Source information
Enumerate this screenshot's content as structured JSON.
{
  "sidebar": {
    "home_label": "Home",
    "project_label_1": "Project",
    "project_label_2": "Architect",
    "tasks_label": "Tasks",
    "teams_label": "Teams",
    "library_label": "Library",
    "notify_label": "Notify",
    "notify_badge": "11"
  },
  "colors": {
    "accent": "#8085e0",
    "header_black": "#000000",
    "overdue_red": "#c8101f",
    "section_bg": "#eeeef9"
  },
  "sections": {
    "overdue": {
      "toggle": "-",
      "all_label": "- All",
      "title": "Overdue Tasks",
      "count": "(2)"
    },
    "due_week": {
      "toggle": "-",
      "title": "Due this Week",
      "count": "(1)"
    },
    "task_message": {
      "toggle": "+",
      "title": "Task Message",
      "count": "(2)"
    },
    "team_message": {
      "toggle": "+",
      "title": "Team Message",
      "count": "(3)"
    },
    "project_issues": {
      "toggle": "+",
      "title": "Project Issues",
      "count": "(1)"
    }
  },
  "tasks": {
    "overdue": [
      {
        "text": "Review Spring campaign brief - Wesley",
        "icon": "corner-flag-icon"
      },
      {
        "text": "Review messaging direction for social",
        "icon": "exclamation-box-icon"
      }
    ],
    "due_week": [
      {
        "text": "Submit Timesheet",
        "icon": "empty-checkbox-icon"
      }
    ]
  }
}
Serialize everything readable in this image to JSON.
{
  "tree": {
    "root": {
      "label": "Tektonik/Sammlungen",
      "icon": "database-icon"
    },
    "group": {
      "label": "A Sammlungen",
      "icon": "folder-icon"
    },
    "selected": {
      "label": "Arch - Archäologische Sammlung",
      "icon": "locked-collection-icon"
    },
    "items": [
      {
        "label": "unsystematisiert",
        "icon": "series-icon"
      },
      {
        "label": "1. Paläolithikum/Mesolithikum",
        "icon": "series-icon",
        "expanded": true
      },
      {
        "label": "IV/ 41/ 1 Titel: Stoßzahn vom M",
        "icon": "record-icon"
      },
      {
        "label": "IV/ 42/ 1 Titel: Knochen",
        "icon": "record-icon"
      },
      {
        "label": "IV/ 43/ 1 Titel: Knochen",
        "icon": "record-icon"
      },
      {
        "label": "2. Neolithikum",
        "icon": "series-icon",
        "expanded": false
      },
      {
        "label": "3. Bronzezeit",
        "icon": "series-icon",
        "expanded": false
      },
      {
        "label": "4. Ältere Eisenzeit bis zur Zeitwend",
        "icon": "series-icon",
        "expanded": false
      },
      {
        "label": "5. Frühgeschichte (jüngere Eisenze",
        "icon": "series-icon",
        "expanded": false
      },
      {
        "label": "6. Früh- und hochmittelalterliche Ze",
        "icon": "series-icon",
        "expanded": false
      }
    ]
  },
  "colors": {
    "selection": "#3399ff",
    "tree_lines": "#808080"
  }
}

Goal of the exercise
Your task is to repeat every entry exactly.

Finished exercise
Enumerate this screenshot's content as structured JSON.
{
  "sidebar": {
    "home_label": "Home",
    "project_label_1": "Project",
    "project_label_2": "Architect",
    "tasks_label": "Tasks",
    "teams_label": "Teams",
    "library_label": "Library",
    "notify_label": "Notify",
    "notify_badge": "11"
  },
  "colors": {
    "accent": "#8085e0",
    "header_black": "#000000",
    "overdue_red": "#c8101f",
    "section_bg": "#eeeef9"
  },
  "sections": {
    "overdue": {
      "toggle": "-",
      "all_label": "- All",
      "title": "Overdue Tasks",
      "count": "(2)"
    },
    "due_week": {
      "toggle": "-",
      "title": "Due this Week",
      "count": "(1)"
    },
    "task_message": {
      "toggle": "+",
      "title": "Task Message",
      "count": "(2)"
    },
    "team_message": {
      "toggle": "+",
      "title": "Team Message",
      "count": "(3)"
    },
    "project_issues": {
      "toggle": "+",
      "title": "Project Issues",
      "count": "(1)"
    }
  },
  "tasks": {
    "overdue": [
      {
        "text": "Review Spring campaign brief - Wesley",
        "icon": "corner-flag-icon"
      },
      {
        "text": "Review messaging direction for social",
        "icon": "exclamation-box-icon"
      }
    ],
    "due_week": [
      {
        "text": "Submit Timesheet",
        "icon": "empty-checkbox-icon"
      }
    ]
  }
}
Serialize everything readable in this image to JSON.
{
  "tree": {
    "root": {
      "label": "Tektonik/Sammlungen",
      "icon": "database-icon"
    },
    "group": {
      "label": "A Sammlungen",
      "icon": "folder-icon"
    },
    "selected": {
      "label": "Arch - Archäologische Sammlung",
      "icon": "locked-collection-icon"
    },
    "items": [
      {
        "label": "unsystematisiert",
        "icon": "series-icon"
      },
      {
        "label": "1. Paläolithikum/Mesolithikum",
        "icon": "series-icon",
        "expanded": true
      },
      {
        "label": "IV/ 41/ 1 Titel: Stoßzahn vom M",
        "icon": "record-icon"
      },
      {
        "label": "IV/ 42/ 1 Titel: Knochen",
        "icon": "record-icon"
      },
      {
        "label": "IV/ 43/ 1 Titel: Knochen",
        "icon": "record-icon"
      },
      {
        "label": "2. Neolithikum",
        "icon": "series-icon",
        "expanded": false
      },
      {
        "label": "3. Bronzezeit",
        "icon": "series-icon",
        "expanded": false
      },
      {
        "label": "4. Ältere Eisenzeit bis zur Zeitwend",
        "icon": "series-icon",
        "expanded": false
      },
      {
        "label": "5. Frühgeschichte (jüngere Eisenze",
        "icon": "series-icon",
        "expanded": false
      },
      {
        "label": "6. Früh- und hochmittelalterliche Ze",
        "icon": "series-icon",
        "expanded": false
      }
    ]
  },
  "colors": {
    "selection": "#3399ff",
    "tree_lines": "#808080"
  }
}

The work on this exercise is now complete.